> _Requirement_:
Every line from the one holding "Convert this screenshot" through the last line of the records must be retyped exactly, and no other line or picture may appear in the copy.

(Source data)

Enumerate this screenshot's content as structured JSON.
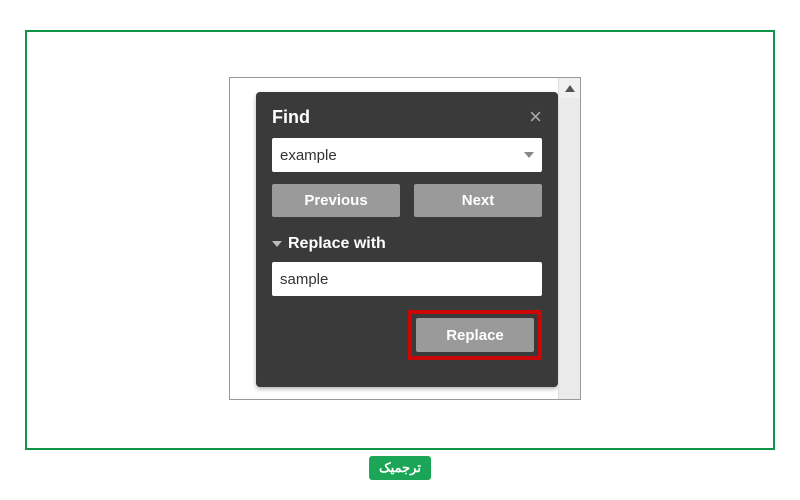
{
  "panel": {
    "title": "Find",
    "find_value": "example",
    "prev_label": "Previous",
    "next_label": "Next",
    "replace_section_label": "Replace with",
    "replace_value": "sample",
    "replace_button_label": "Replace"
  },
  "watermark": "ترجمیک"
}
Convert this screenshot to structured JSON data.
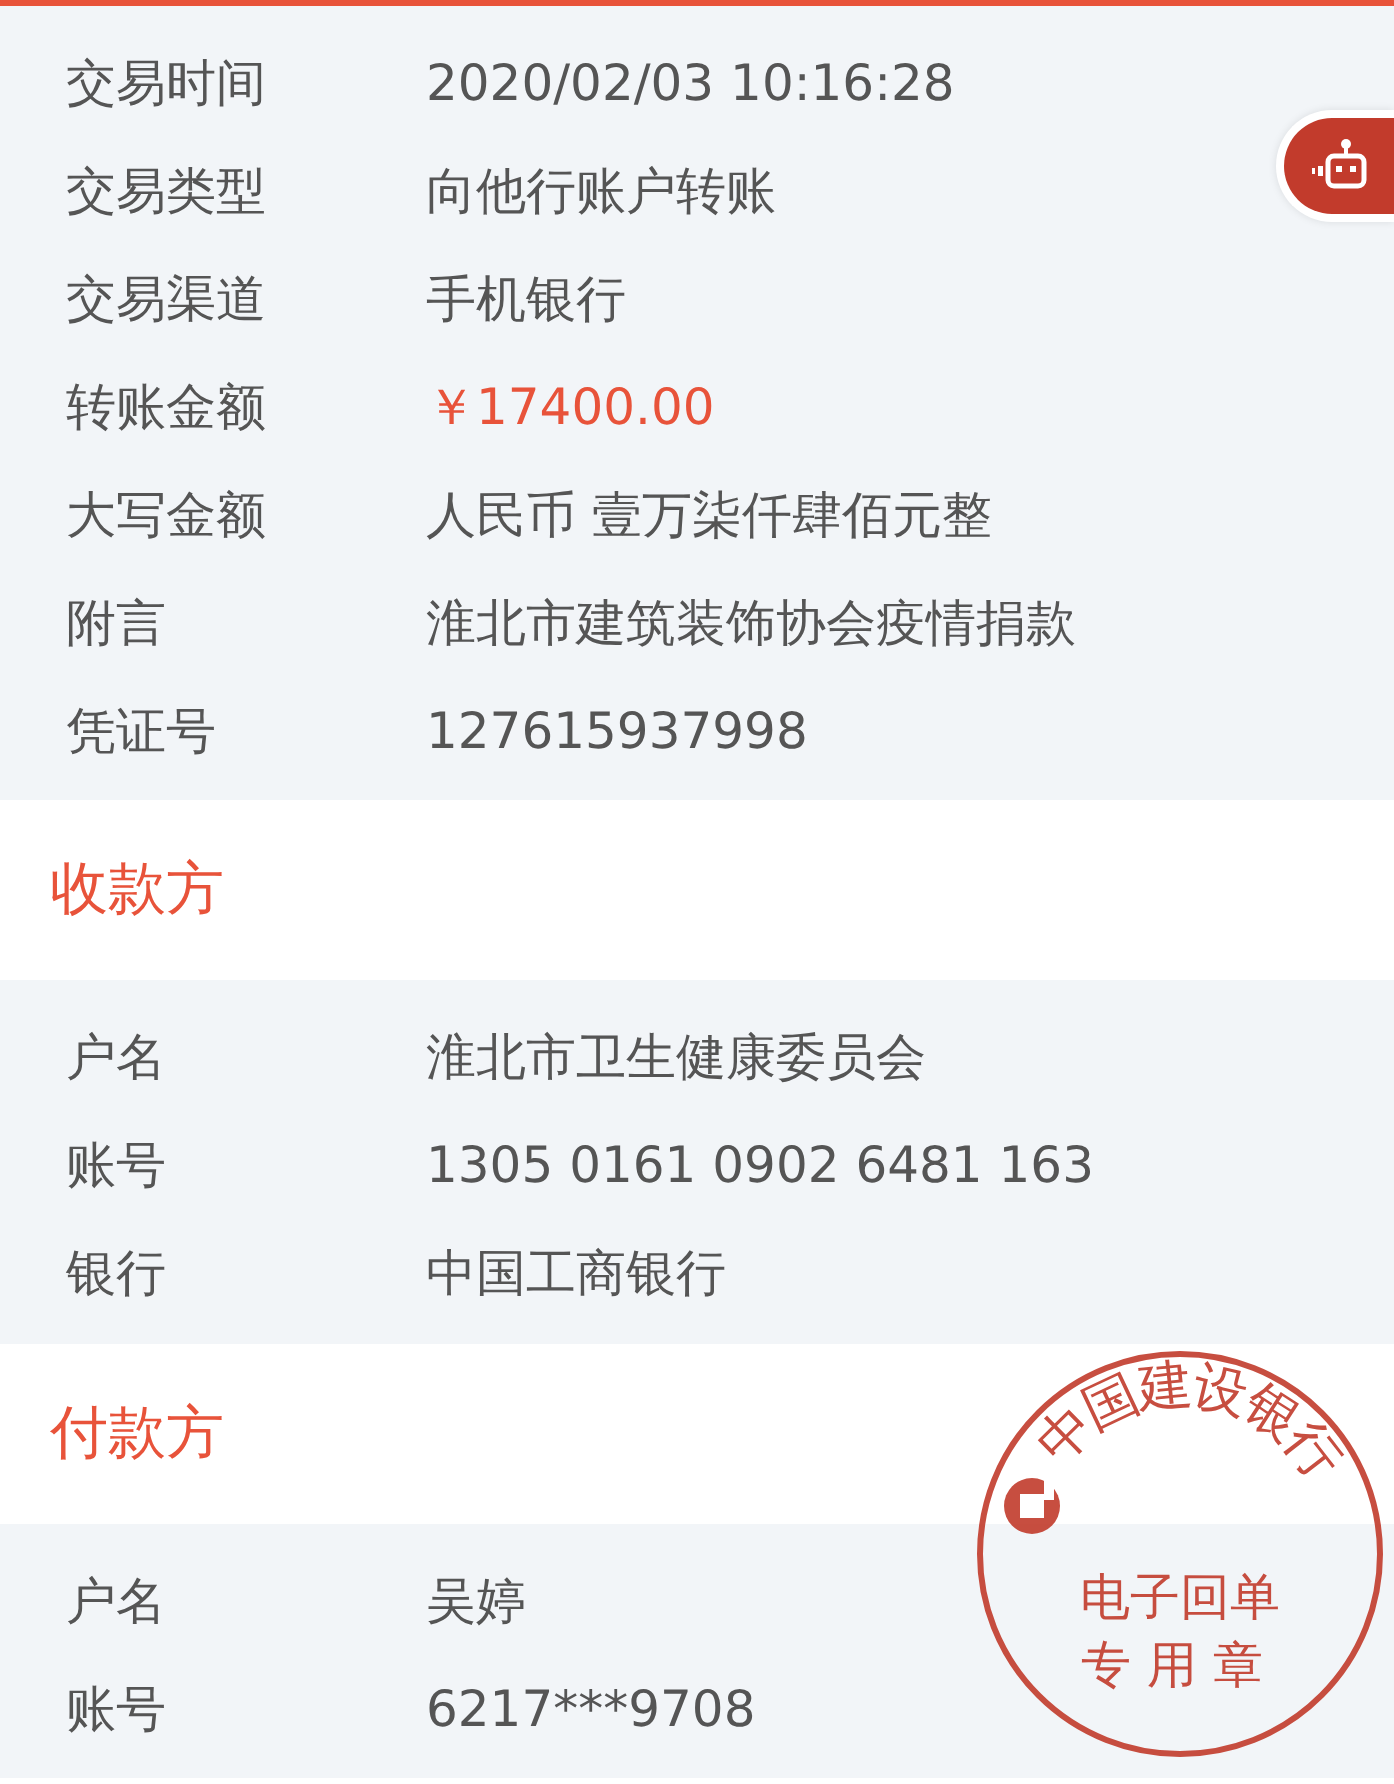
{
  "details": [
    {
      "label": "交易时间",
      "value": "2020/02/03 10:16:28",
      "kind": "text"
    },
    {
      "label": "交易类型",
      "value": "向他行账户转账",
      "kind": "text"
    },
    {
      "label": "交易渠道",
      "value": "手机银行",
      "kind": "text"
    },
    {
      "label": "转账金额",
      "value": "￥17400.00",
      "kind": "amount"
    },
    {
      "label": "大写金额",
      "value": "人民币 壹万柒仟肆佰元整",
      "kind": "text"
    },
    {
      "label": "附言",
      "value": "淮北市建筑装饰协会疫情捐款",
      "kind": "text"
    },
    {
      "label": "凭证号",
      "value": "127615937998",
      "kind": "text"
    }
  ],
  "payee": {
    "title": "收款方",
    "rows": [
      {
        "label": "户名",
        "value": "淮北市卫生健康委员会"
      },
      {
        "label": "账号",
        "value": "1305 0161 0902 6481 163"
      },
      {
        "label": "银行",
        "value": "中国工商银行"
      }
    ]
  },
  "payer": {
    "title": "付款方",
    "rows": [
      {
        "label": "户名",
        "value": "吴婷"
      },
      {
        "label": "账号",
        "value": "6217***9708"
      }
    ]
  },
  "stamp": {
    "arc_text": "中国建设银行",
    "lines": [
      "电子回单",
      "专用章"
    ]
  }
}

> _Exercise answer_:
Convert this screenshot to structured JSON data.
{
  "details": [
    {
      "label": "交易时间",
      "value": "2020/02/03 10:16:28",
      "kind": "text"
    },
    {
      "label": "交易类型",
      "value": "向他行账户转账",
      "kind": "text"
    },
    {
      "label": "交易渠道",
      "value": "手机银行",
      "kind": "text"
    },
    {
      "label": "转账金额",
      "value": "￥17400.00",
      "kind": "amount"
    },
    {
      "label": "大写金额",
      "value": "人民币 壹万柒仟肆佰元整",
      "kind": "text"
    },
    {
      "label": "附言",
      "value": "淮北市建筑装饰协会疫情捐款",
      "kind": "text"
    },
    {
      "label": "凭证号",
      "value": "127615937998",
      "kind": "text"
    }
  ],
  "payee": {
    "title": "收款方",
    "rows": [
      {
        "label": "户名",
        "value": "淮北市卫生健康委员会"
      },
      {
        "label": "账号",
        "value": "1305 0161 0902 6481 163"
      },
      {
        "label": "银行",
        "value": "中国工商银行"
      }
    ]
  },
  "payer": {
    "title": "付款方",
    "rows": [
      {
        "label": "户名",
        "value": "吴婷"
      },
      {
        "label": "账号",
        "value": "6217***9708"
      }
    ]
  },
  "stamp": {
    "arc_text": "中国建设银行",
    "lines": [
      "电子回单",
      "专用章"
    ]
  }
}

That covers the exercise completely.